• What to do
Would you please restate the data exactly as it stands, apart from the pictures?

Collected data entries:
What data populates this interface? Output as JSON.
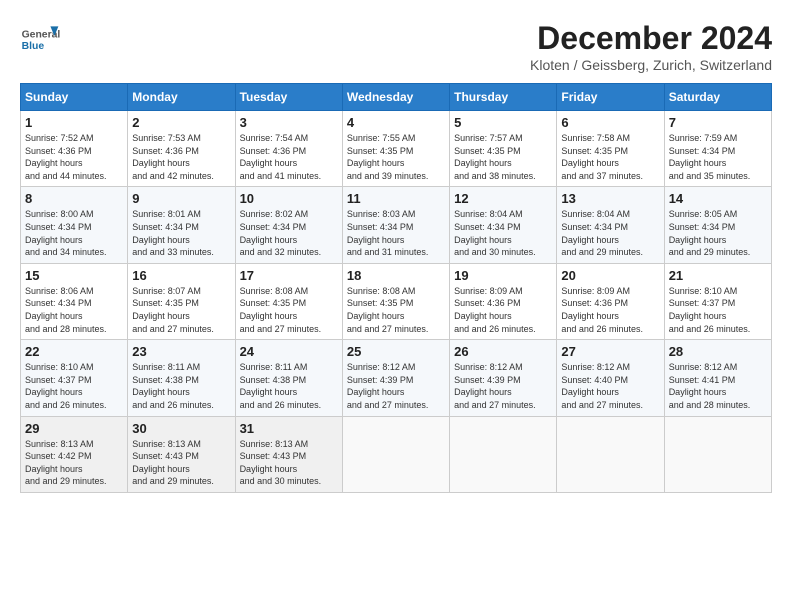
{
  "logo": {
    "text_general": "General",
    "text_blue": "Blue"
  },
  "title": {
    "month": "December 2024",
    "location": "Kloten / Geissberg, Zurich, Switzerland"
  },
  "weekdays": [
    "Sunday",
    "Monday",
    "Tuesday",
    "Wednesday",
    "Thursday",
    "Friday",
    "Saturday"
  ],
  "weeks": [
    [
      {
        "day": "1",
        "sunrise": "7:52 AM",
        "sunset": "4:36 PM",
        "daylight": "8 hours and 44 minutes."
      },
      {
        "day": "2",
        "sunrise": "7:53 AM",
        "sunset": "4:36 PM",
        "daylight": "8 hours and 42 minutes."
      },
      {
        "day": "3",
        "sunrise": "7:54 AM",
        "sunset": "4:36 PM",
        "daylight": "8 hours and 41 minutes."
      },
      {
        "day": "4",
        "sunrise": "7:55 AM",
        "sunset": "4:35 PM",
        "daylight": "8 hours and 39 minutes."
      },
      {
        "day": "5",
        "sunrise": "7:57 AM",
        "sunset": "4:35 PM",
        "daylight": "8 hours and 38 minutes."
      },
      {
        "day": "6",
        "sunrise": "7:58 AM",
        "sunset": "4:35 PM",
        "daylight": "8 hours and 37 minutes."
      },
      {
        "day": "7",
        "sunrise": "7:59 AM",
        "sunset": "4:34 PM",
        "daylight": "8 hours and 35 minutes."
      }
    ],
    [
      {
        "day": "8",
        "sunrise": "8:00 AM",
        "sunset": "4:34 PM",
        "daylight": "8 hours and 34 minutes."
      },
      {
        "day": "9",
        "sunrise": "8:01 AM",
        "sunset": "4:34 PM",
        "daylight": "8 hours and 33 minutes."
      },
      {
        "day": "10",
        "sunrise": "8:02 AM",
        "sunset": "4:34 PM",
        "daylight": "8 hours and 32 minutes."
      },
      {
        "day": "11",
        "sunrise": "8:03 AM",
        "sunset": "4:34 PM",
        "daylight": "8 hours and 31 minutes."
      },
      {
        "day": "12",
        "sunrise": "8:04 AM",
        "sunset": "4:34 PM",
        "daylight": "8 hours and 30 minutes."
      },
      {
        "day": "13",
        "sunrise": "8:04 AM",
        "sunset": "4:34 PM",
        "daylight": "8 hours and 29 minutes."
      },
      {
        "day": "14",
        "sunrise": "8:05 AM",
        "sunset": "4:34 PM",
        "daylight": "8 hours and 29 minutes."
      }
    ],
    [
      {
        "day": "15",
        "sunrise": "8:06 AM",
        "sunset": "4:34 PM",
        "daylight": "8 hours and 28 minutes."
      },
      {
        "day": "16",
        "sunrise": "8:07 AM",
        "sunset": "4:35 PM",
        "daylight": "8 hours and 27 minutes."
      },
      {
        "day": "17",
        "sunrise": "8:08 AM",
        "sunset": "4:35 PM",
        "daylight": "8 hours and 27 minutes."
      },
      {
        "day": "18",
        "sunrise": "8:08 AM",
        "sunset": "4:35 PM",
        "daylight": "8 hours and 27 minutes."
      },
      {
        "day": "19",
        "sunrise": "8:09 AM",
        "sunset": "4:36 PM",
        "daylight": "8 hours and 26 minutes."
      },
      {
        "day": "20",
        "sunrise": "8:09 AM",
        "sunset": "4:36 PM",
        "daylight": "8 hours and 26 minutes."
      },
      {
        "day": "21",
        "sunrise": "8:10 AM",
        "sunset": "4:37 PM",
        "daylight": "8 hours and 26 minutes."
      }
    ],
    [
      {
        "day": "22",
        "sunrise": "8:10 AM",
        "sunset": "4:37 PM",
        "daylight": "8 hours and 26 minutes."
      },
      {
        "day": "23",
        "sunrise": "8:11 AM",
        "sunset": "4:38 PM",
        "daylight": "8 hours and 26 minutes."
      },
      {
        "day": "24",
        "sunrise": "8:11 AM",
        "sunset": "4:38 PM",
        "daylight": "8 hours and 26 minutes."
      },
      {
        "day": "25",
        "sunrise": "8:12 AM",
        "sunset": "4:39 PM",
        "daylight": "8 hours and 27 minutes."
      },
      {
        "day": "26",
        "sunrise": "8:12 AM",
        "sunset": "4:39 PM",
        "daylight": "8 hours and 27 minutes."
      },
      {
        "day": "27",
        "sunrise": "8:12 AM",
        "sunset": "4:40 PM",
        "daylight": "8 hours and 27 minutes."
      },
      {
        "day": "28",
        "sunrise": "8:12 AM",
        "sunset": "4:41 PM",
        "daylight": "8 hours and 28 minutes."
      }
    ],
    [
      {
        "day": "29",
        "sunrise": "8:13 AM",
        "sunset": "4:42 PM",
        "daylight": "8 hours and 29 minutes."
      },
      {
        "day": "30",
        "sunrise": "8:13 AM",
        "sunset": "4:43 PM",
        "daylight": "8 hours and 29 minutes."
      },
      {
        "day": "31",
        "sunrise": "8:13 AM",
        "sunset": "4:43 PM",
        "daylight": "8 hours and 30 minutes."
      },
      null,
      null,
      null,
      null
    ]
  ]
}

• Output for this task
What data populates this interface? Output as JSON.
{
  "logo": {
    "text_general": "General",
    "text_blue": "Blue"
  },
  "title": {
    "month": "December 2024",
    "location": "Kloten / Geissberg, Zurich, Switzerland"
  },
  "weekdays": [
    "Sunday",
    "Monday",
    "Tuesday",
    "Wednesday",
    "Thursday",
    "Friday",
    "Saturday"
  ],
  "weeks": [
    [
      {
        "day": "1",
        "sunrise": "7:52 AM",
        "sunset": "4:36 PM",
        "daylight": "8 hours and 44 minutes."
      },
      {
        "day": "2",
        "sunrise": "7:53 AM",
        "sunset": "4:36 PM",
        "daylight": "8 hours and 42 minutes."
      },
      {
        "day": "3",
        "sunrise": "7:54 AM",
        "sunset": "4:36 PM",
        "daylight": "8 hours and 41 minutes."
      },
      {
        "day": "4",
        "sunrise": "7:55 AM",
        "sunset": "4:35 PM",
        "daylight": "8 hours and 39 minutes."
      },
      {
        "day": "5",
        "sunrise": "7:57 AM",
        "sunset": "4:35 PM",
        "daylight": "8 hours and 38 minutes."
      },
      {
        "day": "6",
        "sunrise": "7:58 AM",
        "sunset": "4:35 PM",
        "daylight": "8 hours and 37 minutes."
      },
      {
        "day": "7",
        "sunrise": "7:59 AM",
        "sunset": "4:34 PM",
        "daylight": "8 hours and 35 minutes."
      }
    ],
    [
      {
        "day": "8",
        "sunrise": "8:00 AM",
        "sunset": "4:34 PM",
        "daylight": "8 hours and 34 minutes."
      },
      {
        "day": "9",
        "sunrise": "8:01 AM",
        "sunset": "4:34 PM",
        "daylight": "8 hours and 33 minutes."
      },
      {
        "day": "10",
        "sunrise": "8:02 AM",
        "sunset": "4:34 PM",
        "daylight": "8 hours and 32 minutes."
      },
      {
        "day": "11",
        "sunrise": "8:03 AM",
        "sunset": "4:34 PM",
        "daylight": "8 hours and 31 minutes."
      },
      {
        "day": "12",
        "sunrise": "8:04 AM",
        "sunset": "4:34 PM",
        "daylight": "8 hours and 30 minutes."
      },
      {
        "day": "13",
        "sunrise": "8:04 AM",
        "sunset": "4:34 PM",
        "daylight": "8 hours and 29 minutes."
      },
      {
        "day": "14",
        "sunrise": "8:05 AM",
        "sunset": "4:34 PM",
        "daylight": "8 hours and 29 minutes."
      }
    ],
    [
      {
        "day": "15",
        "sunrise": "8:06 AM",
        "sunset": "4:34 PM",
        "daylight": "8 hours and 28 minutes."
      },
      {
        "day": "16",
        "sunrise": "8:07 AM",
        "sunset": "4:35 PM",
        "daylight": "8 hours and 27 minutes."
      },
      {
        "day": "17",
        "sunrise": "8:08 AM",
        "sunset": "4:35 PM",
        "daylight": "8 hours and 27 minutes."
      },
      {
        "day": "18",
        "sunrise": "8:08 AM",
        "sunset": "4:35 PM",
        "daylight": "8 hours and 27 minutes."
      },
      {
        "day": "19",
        "sunrise": "8:09 AM",
        "sunset": "4:36 PM",
        "daylight": "8 hours and 26 minutes."
      },
      {
        "day": "20",
        "sunrise": "8:09 AM",
        "sunset": "4:36 PM",
        "daylight": "8 hours and 26 minutes."
      },
      {
        "day": "21",
        "sunrise": "8:10 AM",
        "sunset": "4:37 PM",
        "daylight": "8 hours and 26 minutes."
      }
    ],
    [
      {
        "day": "22",
        "sunrise": "8:10 AM",
        "sunset": "4:37 PM",
        "daylight": "8 hours and 26 minutes."
      },
      {
        "day": "23",
        "sunrise": "8:11 AM",
        "sunset": "4:38 PM",
        "daylight": "8 hours and 26 minutes."
      },
      {
        "day": "24",
        "sunrise": "8:11 AM",
        "sunset": "4:38 PM",
        "daylight": "8 hours and 26 minutes."
      },
      {
        "day": "25",
        "sunrise": "8:12 AM",
        "sunset": "4:39 PM",
        "daylight": "8 hours and 27 minutes."
      },
      {
        "day": "26",
        "sunrise": "8:12 AM",
        "sunset": "4:39 PM",
        "daylight": "8 hours and 27 minutes."
      },
      {
        "day": "27",
        "sunrise": "8:12 AM",
        "sunset": "4:40 PM",
        "daylight": "8 hours and 27 minutes."
      },
      {
        "day": "28",
        "sunrise": "8:12 AM",
        "sunset": "4:41 PM",
        "daylight": "8 hours and 28 minutes."
      }
    ],
    [
      {
        "day": "29",
        "sunrise": "8:13 AM",
        "sunset": "4:42 PM",
        "daylight": "8 hours and 29 minutes."
      },
      {
        "day": "30",
        "sunrise": "8:13 AM",
        "sunset": "4:43 PM",
        "daylight": "8 hours and 29 minutes."
      },
      {
        "day": "31",
        "sunrise": "8:13 AM",
        "sunset": "4:43 PM",
        "daylight": "8 hours and 30 minutes."
      },
      null,
      null,
      null,
      null
    ]
  ]
}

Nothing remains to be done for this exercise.